Science class 10B students follow their passion, by getting familiar with the octopus!
When science class 10B were given the opportunity to choose a body system to learn about, student's Jack and Aidan didn't want to just learn about just one system, or even focus on only the human body system. They were most eager to learn about the body systems of the octopus.
After Jack and Aidan had investigated how octopuses move, sense the world, digest and reproduce, they dissected an octopus so they could see what all the organs looked like and how the organs worked together.
Photos are attached of the students and their dissection (warning: some are quite graphic so view with a strong stomach!).
Once they had completed their investiations they prepared the attached powerpoint to outline what they learned (the presentation is attached at the bottom of this article in powerpoint or PDF versions).
Through carrying out the octopus inquiry and the dissection, Aidan and Jack gained an appreciation of how complex the octopus's body systems are, and how many organs are interlinked and work together - just like within the human body.
In the same class other students wanted to learn about the human sensory system - about the structure of the eye and how humans see colour.
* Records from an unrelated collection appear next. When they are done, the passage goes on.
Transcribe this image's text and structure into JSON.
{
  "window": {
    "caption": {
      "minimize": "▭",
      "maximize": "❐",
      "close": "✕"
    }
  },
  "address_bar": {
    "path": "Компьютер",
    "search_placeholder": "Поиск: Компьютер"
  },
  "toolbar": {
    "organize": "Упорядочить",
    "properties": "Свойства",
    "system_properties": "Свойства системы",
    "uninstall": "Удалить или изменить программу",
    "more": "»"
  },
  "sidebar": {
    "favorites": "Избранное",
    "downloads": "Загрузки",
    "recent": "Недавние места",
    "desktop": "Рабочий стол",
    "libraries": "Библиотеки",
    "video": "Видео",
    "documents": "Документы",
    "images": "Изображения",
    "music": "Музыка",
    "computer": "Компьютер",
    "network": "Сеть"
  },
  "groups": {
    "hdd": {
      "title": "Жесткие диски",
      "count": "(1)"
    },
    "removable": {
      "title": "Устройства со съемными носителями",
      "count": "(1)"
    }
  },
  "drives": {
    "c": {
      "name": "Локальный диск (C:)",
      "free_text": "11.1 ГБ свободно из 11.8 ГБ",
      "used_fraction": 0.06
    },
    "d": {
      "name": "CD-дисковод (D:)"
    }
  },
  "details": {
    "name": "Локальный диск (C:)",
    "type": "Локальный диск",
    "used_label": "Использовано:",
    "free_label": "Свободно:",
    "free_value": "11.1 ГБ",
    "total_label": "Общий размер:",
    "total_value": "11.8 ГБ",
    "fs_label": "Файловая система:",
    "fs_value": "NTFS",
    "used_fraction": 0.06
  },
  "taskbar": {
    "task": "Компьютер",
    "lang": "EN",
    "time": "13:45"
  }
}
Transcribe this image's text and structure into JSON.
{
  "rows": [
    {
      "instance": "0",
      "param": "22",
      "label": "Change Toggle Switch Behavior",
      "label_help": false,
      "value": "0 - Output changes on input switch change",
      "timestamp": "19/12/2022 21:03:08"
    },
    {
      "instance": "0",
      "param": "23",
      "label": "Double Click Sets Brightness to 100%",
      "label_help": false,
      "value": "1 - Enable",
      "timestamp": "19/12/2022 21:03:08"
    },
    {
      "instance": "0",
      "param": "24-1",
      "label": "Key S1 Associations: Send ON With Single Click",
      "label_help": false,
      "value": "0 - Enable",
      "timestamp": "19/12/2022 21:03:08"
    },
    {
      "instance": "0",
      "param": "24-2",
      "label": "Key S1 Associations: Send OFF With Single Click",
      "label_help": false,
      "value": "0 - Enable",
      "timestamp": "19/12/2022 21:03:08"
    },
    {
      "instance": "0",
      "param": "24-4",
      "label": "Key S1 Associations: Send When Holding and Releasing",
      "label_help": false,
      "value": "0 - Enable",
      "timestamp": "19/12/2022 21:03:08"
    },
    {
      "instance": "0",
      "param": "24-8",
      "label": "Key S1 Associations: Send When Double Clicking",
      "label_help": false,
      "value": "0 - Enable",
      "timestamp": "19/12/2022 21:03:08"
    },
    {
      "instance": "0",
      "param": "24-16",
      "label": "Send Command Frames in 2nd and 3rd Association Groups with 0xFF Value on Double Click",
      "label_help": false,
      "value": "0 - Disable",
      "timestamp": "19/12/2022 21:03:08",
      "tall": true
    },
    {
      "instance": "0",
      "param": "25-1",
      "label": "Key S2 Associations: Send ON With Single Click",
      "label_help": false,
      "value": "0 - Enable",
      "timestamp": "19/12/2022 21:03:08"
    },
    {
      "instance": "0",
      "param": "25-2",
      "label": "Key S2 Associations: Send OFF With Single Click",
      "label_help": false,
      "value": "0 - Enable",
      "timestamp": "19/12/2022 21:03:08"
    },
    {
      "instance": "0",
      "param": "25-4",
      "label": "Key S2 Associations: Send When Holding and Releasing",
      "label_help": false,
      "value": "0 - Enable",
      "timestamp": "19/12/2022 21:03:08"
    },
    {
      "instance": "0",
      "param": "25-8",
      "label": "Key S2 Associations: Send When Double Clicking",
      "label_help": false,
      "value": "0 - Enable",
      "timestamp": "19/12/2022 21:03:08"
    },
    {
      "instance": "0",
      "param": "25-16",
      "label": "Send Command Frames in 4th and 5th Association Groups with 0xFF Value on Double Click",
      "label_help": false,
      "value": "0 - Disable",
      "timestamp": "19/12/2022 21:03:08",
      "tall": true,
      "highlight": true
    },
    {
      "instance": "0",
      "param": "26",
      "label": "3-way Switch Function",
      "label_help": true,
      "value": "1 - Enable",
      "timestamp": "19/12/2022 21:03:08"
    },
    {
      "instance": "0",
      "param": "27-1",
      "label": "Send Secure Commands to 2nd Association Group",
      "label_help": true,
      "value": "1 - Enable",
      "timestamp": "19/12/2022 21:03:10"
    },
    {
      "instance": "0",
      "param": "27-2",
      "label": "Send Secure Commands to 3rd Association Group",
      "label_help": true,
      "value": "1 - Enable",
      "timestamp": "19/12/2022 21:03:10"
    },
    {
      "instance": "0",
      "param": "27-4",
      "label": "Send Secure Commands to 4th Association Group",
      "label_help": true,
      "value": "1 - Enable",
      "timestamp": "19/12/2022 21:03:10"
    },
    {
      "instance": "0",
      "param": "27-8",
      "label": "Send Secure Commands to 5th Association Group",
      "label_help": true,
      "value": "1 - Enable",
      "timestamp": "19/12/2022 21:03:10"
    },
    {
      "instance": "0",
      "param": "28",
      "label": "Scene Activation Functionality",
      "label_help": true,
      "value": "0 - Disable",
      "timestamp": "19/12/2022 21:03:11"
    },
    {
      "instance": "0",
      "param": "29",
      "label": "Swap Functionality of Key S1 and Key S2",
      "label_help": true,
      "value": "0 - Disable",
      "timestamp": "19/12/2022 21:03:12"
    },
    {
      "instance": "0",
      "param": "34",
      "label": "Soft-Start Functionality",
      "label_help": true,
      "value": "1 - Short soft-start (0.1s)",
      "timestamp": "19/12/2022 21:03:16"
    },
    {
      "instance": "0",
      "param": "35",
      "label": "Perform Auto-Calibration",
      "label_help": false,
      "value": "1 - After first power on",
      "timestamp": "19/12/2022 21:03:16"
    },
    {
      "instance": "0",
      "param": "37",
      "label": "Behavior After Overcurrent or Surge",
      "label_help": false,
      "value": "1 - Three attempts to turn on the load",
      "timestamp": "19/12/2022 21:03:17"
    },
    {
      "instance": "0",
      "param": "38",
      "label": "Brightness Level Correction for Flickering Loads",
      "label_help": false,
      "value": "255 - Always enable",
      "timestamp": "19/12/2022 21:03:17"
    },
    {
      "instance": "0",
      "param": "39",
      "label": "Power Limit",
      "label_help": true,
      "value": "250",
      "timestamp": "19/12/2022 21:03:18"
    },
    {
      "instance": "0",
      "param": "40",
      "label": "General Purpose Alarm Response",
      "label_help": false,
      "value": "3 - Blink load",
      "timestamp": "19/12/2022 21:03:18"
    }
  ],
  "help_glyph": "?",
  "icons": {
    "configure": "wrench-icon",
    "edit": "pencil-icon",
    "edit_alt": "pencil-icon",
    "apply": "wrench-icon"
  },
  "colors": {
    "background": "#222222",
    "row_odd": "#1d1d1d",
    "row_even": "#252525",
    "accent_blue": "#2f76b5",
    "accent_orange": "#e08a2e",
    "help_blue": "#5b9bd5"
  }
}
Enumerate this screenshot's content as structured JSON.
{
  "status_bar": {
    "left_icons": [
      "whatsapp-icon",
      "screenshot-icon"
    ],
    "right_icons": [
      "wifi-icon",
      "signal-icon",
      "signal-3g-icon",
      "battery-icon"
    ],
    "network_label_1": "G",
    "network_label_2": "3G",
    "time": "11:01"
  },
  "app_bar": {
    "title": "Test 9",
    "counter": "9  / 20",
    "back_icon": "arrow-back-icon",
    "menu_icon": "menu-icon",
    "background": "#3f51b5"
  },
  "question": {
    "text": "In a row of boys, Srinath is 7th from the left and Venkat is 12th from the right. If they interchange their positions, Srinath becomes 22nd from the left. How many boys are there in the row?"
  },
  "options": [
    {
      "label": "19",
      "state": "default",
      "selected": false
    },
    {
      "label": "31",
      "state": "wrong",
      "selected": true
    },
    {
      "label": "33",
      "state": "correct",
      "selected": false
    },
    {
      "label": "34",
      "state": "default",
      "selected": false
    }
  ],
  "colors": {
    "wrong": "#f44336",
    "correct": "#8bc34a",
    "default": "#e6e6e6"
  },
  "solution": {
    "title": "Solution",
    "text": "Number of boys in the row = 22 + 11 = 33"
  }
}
Whereas another group wanted to find out how joints work and another wanted to know about the excretion system and how our kidneys work.
This type of student directed learning aims to give the student greater control, ownership, and accountability over his or her own learning experience. A student-centered learning environment encourages students to make some of their own choices while they learn which ultimately enables students to become independent learners and experience an education which is more meaningful, relevant and effective.